The third seat stays empty.  And as we finish our beers I realize the gift is not for my younger self  but for me…Now.  “Wisdom” can’t be given or gifted. It’s earned through experience.  Through living with the results of decisions made, both good and bad.  But the  wide eyed optimism, the energy, the nervous excitement…That can be recaptured.  It’s not the old me that needs to stop worrying about the future, but my current self that needs to practice living in the moment.  That last seat won’t be taken.  At least not for another 10 years.  I wonder what my future self would say to me now.  Ten years ago I could never have predicted where I’d be today.  Would not have even been in the ball park.  But the future is not for me to know.  Not yet, anyway.  The next chapter is  still to be written  with all possibilities still open.

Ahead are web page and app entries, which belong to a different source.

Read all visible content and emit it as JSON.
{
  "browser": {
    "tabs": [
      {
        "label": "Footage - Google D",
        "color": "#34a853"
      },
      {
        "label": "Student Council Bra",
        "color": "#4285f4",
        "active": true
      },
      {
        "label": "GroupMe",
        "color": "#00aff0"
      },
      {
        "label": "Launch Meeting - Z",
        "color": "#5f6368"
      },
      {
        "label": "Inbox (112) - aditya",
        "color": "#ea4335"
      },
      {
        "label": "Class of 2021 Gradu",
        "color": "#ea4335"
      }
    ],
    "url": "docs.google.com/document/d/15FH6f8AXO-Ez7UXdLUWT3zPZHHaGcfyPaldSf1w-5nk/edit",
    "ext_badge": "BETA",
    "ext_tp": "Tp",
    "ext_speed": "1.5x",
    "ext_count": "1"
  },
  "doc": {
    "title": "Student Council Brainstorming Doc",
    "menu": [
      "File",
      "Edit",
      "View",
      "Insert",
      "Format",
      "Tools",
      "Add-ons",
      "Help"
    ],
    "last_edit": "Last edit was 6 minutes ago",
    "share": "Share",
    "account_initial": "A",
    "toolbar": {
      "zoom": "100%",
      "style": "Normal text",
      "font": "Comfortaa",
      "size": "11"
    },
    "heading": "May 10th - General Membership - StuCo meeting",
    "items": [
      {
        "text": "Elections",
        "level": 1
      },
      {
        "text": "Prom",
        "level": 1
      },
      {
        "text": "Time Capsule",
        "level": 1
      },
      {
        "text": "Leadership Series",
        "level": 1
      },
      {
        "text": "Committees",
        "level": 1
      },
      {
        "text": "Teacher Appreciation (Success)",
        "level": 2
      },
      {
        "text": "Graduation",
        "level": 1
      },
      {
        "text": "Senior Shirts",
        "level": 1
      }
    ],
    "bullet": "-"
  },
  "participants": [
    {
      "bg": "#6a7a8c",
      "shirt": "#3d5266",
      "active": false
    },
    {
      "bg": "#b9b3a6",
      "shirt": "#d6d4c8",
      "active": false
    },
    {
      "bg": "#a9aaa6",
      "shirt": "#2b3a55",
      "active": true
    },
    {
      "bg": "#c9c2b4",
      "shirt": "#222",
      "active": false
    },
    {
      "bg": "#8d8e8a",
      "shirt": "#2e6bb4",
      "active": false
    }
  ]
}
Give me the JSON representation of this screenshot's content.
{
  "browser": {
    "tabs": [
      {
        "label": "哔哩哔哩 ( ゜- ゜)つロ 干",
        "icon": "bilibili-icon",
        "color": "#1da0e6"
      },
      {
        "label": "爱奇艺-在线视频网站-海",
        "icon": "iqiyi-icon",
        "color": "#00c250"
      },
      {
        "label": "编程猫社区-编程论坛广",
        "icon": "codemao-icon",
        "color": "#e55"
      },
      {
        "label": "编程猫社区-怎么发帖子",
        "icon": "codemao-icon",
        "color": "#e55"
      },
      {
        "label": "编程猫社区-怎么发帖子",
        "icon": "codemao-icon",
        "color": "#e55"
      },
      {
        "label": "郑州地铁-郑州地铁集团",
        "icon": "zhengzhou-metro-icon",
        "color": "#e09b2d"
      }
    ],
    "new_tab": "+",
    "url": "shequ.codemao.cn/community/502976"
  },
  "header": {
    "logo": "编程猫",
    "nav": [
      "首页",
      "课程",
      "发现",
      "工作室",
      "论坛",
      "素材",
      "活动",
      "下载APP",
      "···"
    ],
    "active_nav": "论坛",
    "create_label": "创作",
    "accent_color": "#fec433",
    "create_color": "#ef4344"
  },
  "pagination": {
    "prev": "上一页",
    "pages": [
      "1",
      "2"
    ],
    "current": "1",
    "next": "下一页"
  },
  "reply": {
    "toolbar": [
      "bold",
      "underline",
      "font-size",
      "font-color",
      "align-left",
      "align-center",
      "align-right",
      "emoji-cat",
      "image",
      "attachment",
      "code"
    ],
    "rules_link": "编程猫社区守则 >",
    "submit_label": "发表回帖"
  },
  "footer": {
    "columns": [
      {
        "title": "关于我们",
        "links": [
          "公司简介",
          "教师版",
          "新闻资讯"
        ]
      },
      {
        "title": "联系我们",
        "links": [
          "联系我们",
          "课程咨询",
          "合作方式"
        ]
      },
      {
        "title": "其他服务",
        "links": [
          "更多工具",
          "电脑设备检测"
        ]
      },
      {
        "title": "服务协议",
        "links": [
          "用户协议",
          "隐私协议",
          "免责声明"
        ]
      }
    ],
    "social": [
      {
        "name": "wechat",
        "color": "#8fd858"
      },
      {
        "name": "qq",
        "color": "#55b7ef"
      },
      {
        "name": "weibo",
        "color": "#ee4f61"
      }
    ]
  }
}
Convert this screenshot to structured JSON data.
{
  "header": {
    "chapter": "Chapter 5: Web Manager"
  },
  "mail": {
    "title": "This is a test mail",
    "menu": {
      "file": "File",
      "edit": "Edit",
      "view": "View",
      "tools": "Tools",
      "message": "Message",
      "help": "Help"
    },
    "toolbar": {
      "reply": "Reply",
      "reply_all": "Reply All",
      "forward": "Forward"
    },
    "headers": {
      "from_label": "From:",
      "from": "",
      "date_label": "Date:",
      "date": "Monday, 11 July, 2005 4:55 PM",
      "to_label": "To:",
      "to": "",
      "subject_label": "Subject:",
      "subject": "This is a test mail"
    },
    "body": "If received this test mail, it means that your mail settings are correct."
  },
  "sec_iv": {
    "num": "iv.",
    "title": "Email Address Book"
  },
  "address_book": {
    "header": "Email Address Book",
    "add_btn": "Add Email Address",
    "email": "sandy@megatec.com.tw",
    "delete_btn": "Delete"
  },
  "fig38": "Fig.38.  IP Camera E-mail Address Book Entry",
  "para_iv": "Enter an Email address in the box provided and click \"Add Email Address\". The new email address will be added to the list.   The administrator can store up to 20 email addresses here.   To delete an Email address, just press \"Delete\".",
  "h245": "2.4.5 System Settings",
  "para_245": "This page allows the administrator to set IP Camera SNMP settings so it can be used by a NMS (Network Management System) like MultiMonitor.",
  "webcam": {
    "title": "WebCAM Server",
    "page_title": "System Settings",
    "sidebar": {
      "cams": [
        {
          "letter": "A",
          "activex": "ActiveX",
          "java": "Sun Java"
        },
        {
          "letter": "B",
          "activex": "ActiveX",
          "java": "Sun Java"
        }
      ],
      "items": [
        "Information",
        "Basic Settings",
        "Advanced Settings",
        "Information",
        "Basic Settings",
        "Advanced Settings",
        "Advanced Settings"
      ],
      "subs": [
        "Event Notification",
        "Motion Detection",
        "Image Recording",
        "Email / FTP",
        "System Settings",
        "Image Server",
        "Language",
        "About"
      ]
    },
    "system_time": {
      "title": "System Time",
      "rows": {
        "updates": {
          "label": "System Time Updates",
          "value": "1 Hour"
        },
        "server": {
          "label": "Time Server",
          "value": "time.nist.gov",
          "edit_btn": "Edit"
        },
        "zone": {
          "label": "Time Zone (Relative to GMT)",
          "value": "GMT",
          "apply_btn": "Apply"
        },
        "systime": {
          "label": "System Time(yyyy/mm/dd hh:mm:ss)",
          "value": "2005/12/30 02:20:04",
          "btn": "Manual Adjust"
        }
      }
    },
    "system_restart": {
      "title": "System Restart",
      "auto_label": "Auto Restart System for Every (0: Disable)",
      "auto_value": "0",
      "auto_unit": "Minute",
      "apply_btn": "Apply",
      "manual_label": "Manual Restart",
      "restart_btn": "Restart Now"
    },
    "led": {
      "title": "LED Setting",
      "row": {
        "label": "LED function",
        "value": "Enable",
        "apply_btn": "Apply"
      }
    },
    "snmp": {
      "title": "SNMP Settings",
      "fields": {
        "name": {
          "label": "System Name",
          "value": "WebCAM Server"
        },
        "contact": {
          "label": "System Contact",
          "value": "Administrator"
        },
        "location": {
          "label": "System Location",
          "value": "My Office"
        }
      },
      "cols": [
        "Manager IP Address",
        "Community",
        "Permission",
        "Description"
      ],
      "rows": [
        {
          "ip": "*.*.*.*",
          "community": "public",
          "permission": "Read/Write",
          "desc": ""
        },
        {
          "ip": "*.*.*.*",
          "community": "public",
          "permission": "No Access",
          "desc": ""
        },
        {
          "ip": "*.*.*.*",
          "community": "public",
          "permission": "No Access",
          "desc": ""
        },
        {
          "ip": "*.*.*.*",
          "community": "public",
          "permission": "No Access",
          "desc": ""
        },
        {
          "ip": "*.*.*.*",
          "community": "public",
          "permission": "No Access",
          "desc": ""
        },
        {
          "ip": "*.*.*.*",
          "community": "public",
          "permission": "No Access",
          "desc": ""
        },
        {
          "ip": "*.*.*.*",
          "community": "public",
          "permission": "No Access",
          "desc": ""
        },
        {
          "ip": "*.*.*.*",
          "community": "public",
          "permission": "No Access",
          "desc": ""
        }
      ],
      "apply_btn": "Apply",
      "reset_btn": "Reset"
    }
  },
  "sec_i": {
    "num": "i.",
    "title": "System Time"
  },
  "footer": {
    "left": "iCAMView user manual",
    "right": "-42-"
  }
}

We get up to leave, no need to really say anything.  But as this dream starts to fade,  I quickly turn to the younger me and say “Thanks…”  And as we part ways, I can’t help myself, and I quickly blurt out one bit of advice…”Hey…in 2011, watch out for that pot hole at mile 109 of the triathlon…it’s a bitch!”